There are several. The first is the choice of the fund. I would argue that SRI is subjective and therefore a matter of choice. SRI in Islamic finance is not the same as in Nordic countries, which is not the same as what is practised in France. Accordingly, the board of trustees has to make a number of ethical choices. In our retirement schemes for public employees, this has translated into the adoption of SRI charters (e.g. Préfon, Ircantec).Regulations and public policies also have to be taken into account. The first is the obligation to respect legal obligations. Investing in a company that manufactures prohibited goods is inconceivable. In terms of policy, we have an obligation to disclose measures taken to calculate our carbon footprint or to ensure that our choices and actions support the transition to a low-carbon future (e.g. Préfon, Ircantec). Then there are the shared beliefs, such as the values of solidarity between workers and between countries that trade unions bring. We have not heard much from our beneficiaries regarding the issue of SRI. That said, we know they are interested in ethical and responsible asset management. We often come under pressure following controversies such as Rana Plaza, Dieselgate or executive pay at Nissan-Renault. It goes without saying that reputational risk and controversies compel us to take action and impact our SRI policy choices. Finally, fiduciary networks – such as the network of trustees for responsible investment, the RAIR, which is very close to the CWC – constitute a very strong lever that enable us to share information and practices or even organise shareholder coalitions.
5. What are the key elements that limit your ability to incorporate ESG/responsible investment factors into the policies of the board of trustees?

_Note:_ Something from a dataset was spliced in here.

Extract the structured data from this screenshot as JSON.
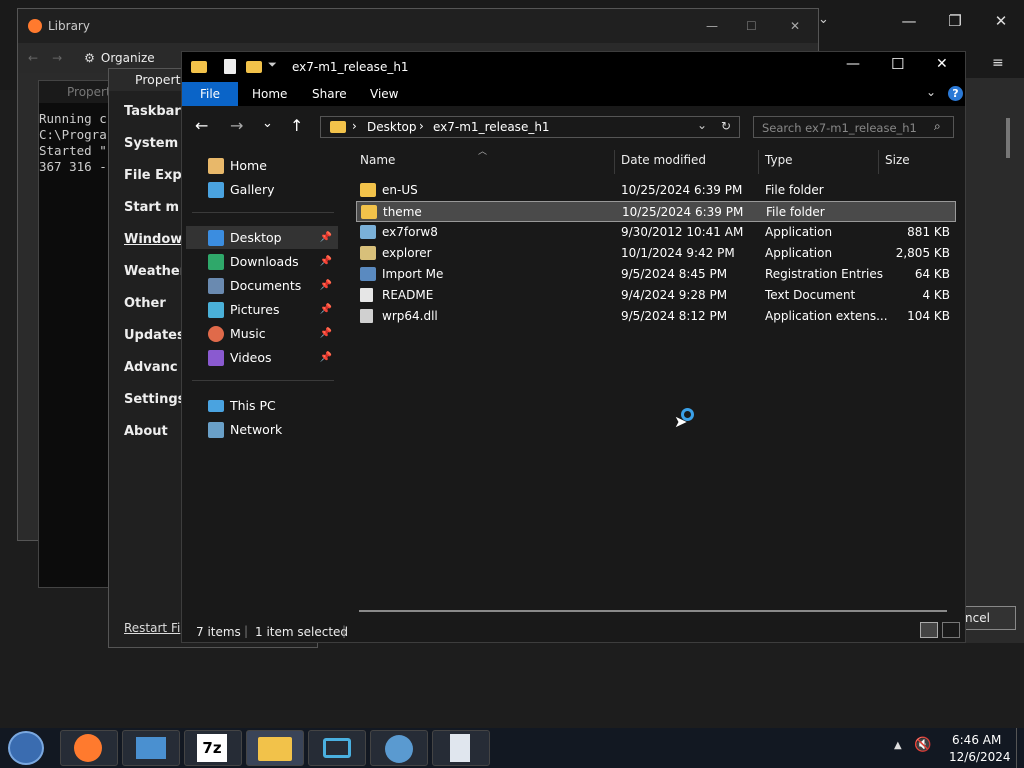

The first limit is our fiduciary duty, which is to ensure that the pensions are safe and that they prosper. If we implemented a large-scale exclusion policy, the risk would not be spread over industrial sectors or geographical zones, and our portfolios would be weakened by the lack of diversification. So we are obliged to constantly strike a balance between the need to be rigorous in our responsible investment choices and the need to ensure the fund generates returns. Then there are the less formal obstacles and limitations linked to the domestic context in France. If we implemented large-scale exclusions of sectors such as the nuclear industry in France, a country where 80 per cent of the electricity produced is from nuclear power plants, we would be faced with a serious social problem in the very short term.
Let’s not forget that we are representatives of trade union organisations, which defend the material and moral interests of workers in all sectors. So we can’t say to a group of them, “sorry but we’re going to destroy your industry and make you lose your jobs because the world has to change.” The ultimate goal of SRI cannot be separated from the immediate impact. That’s why at Ircantec we have opted for an approach balancing best-in-class and exclusion, which allows us to maintain sectoral, geographical and asset class diversification. In this way, aside from fundamental exceptions, if we invest in an industry that pollutes, such as cement, we will try to select the best (in terms of ESG) in the sector and endeavour to encourage them move towards energy or industrial transition technologies.